By Taylor Agnew
Florida can create a “pocket of prosperity” for its residents by addressing issues such as education and poverty, and Jacksonville University’s Public Policy Institute is playing a unique role in shaping dialogue on those very issues, according to Florida’s Speaker of the House.
“What you are doing with this institute is a niche, and frankly it’s shocking that the State of Florida has never done this before,” JU graduate Will Weatherford told the JU PPI board on Thursday, Oct. 17. “This institute has an opportunity to talk about issues that will make us shine brighter.”
Weatherford was on campus to speak with the board and learn more about the JU PPI, which now offers the first Master in Public Policy (MPP) degree and MPP dual-degree programs in Florida. The institute’s first students, who began their coursework in the two-year program this fall, were on hand for his remarks.
JU President Tim Cost praised the PPI and its students for a commitment to public policy and bettering Florida’s future.
“This is not only exciting for the University, this is the kind of education that has to take place for the next generation of elected officials,” he said.
Rick Mullaney, founding director of the institute, addressed the audience as well, updating the board on the swiftness with which the JU PPI received full accreditation from the Southern Association of Colleges and Schools for its signature degree program and all three of its dual-degree programs.
“Part of the core mission of the institute is to help prepare new leaders and equip them with the academic skills, substantive knowledge and communication skills to really be leaders in the future,” he said at a reception before the meeting.
For his part, Weatherford praised JU overall for the role it played in his career. Weatherford, a 2002 graduate, said he opted to run for student government to become involved on campus beyond football.
“That set off a trigger of investment of my time and efforts into public service that I never thought would lead to where it has,” he said. “Jacksonville University built an environment and culture that allowed me to do that. If it had not been for JU, I can assure you that I would not be in public service.”
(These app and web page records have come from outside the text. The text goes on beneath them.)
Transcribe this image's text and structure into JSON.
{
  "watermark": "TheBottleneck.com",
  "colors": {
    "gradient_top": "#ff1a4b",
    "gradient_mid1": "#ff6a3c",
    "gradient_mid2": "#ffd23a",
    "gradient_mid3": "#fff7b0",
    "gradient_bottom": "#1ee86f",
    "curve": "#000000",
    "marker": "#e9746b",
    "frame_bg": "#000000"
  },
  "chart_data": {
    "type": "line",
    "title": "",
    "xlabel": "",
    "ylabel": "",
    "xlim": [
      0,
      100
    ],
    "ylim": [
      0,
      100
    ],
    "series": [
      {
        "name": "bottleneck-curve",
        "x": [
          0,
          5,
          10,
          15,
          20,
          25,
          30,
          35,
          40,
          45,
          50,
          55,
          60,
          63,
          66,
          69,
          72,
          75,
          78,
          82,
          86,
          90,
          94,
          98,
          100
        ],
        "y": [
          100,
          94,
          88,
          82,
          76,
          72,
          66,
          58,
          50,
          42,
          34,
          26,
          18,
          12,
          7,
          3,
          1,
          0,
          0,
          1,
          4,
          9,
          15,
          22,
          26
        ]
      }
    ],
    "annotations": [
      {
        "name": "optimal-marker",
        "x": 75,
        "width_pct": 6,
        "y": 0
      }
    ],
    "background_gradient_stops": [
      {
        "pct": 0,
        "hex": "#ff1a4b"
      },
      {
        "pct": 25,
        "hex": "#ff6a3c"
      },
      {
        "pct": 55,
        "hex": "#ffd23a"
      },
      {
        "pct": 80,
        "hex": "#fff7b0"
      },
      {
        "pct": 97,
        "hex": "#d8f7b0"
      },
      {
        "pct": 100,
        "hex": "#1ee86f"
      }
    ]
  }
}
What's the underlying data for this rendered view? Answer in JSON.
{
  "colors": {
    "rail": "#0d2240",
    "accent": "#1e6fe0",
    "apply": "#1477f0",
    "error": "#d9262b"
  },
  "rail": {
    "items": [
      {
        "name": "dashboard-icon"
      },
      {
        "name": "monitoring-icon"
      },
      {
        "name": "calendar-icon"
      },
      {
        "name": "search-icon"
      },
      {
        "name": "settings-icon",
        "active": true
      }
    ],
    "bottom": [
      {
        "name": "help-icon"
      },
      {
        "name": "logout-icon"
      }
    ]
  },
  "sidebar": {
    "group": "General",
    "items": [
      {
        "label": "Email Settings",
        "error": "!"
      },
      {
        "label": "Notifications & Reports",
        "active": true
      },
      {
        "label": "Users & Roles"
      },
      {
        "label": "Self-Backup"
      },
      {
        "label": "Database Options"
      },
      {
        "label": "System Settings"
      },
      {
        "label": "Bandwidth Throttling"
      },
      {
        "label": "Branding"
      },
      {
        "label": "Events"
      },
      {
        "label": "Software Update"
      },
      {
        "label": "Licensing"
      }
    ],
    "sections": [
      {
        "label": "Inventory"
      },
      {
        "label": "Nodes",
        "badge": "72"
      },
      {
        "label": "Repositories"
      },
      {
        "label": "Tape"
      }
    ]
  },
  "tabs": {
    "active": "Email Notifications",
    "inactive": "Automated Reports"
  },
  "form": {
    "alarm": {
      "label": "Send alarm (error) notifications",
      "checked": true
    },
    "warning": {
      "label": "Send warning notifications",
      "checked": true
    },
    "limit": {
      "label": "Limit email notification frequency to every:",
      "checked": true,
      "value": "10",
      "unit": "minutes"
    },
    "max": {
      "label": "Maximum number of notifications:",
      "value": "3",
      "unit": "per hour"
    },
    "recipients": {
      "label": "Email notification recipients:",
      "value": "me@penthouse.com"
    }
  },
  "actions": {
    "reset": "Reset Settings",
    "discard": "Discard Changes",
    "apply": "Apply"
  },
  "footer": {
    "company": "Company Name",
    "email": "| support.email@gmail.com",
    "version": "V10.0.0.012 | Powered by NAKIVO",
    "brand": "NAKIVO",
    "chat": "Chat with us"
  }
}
Since his time at JU, he’s been focused in Tallahassee on issues facing Florida. Weatherford listed some of those challenges:
• The state must “continue to invest in innovation in our education system,” he said. By nurturing talented people, the chances for a stronger school system and economy will improve.
• Jacksonville must take its pension problem seriously. It has “one of the worst [pension challenges] in America for a city this size.”
• Healthcare is also a problem because of a gap in coverage for people who are not poor enough for Medicaid but who don’t earn enough for coverage under the Affordable Care Act. Weatherford noted he was “not proud of the fact the state of Florida has one the highest uninsured rates.”
Mullaney wrapped up the meeting by discussing three new developments in community outreach for the JU PPI:
• The JU PPI Healthcare Policy Conference Nov. 13 on campus is designed to be the premier healthcare policy conference in Florida. The topic will be the ACA in Florida, with a focus on state exchanges and proposed Medicaid expansion.
• The Notre Dame Club of Greater Jacksonville-JU Public Policy Institute Hesburgh Lecture Nov. 21 will focus on the U.S. debt crisis and what it means to the future of the economy.
• “Policy Matters,” a new quarterly public policy show on WJCT-FM 89.9 radio, with Mullaney as host, informs and educates listeners on public policy matters. Local, state and federal policymakers discuss a variety of public policy matters, including healthcare, education, downtown, jobs, taxes, the port, and budget and financial policy. The next show airs at 9 a.m. Nov. 20.
For more information on the JU PPI or to apply, visit www.ju.edu/ppi.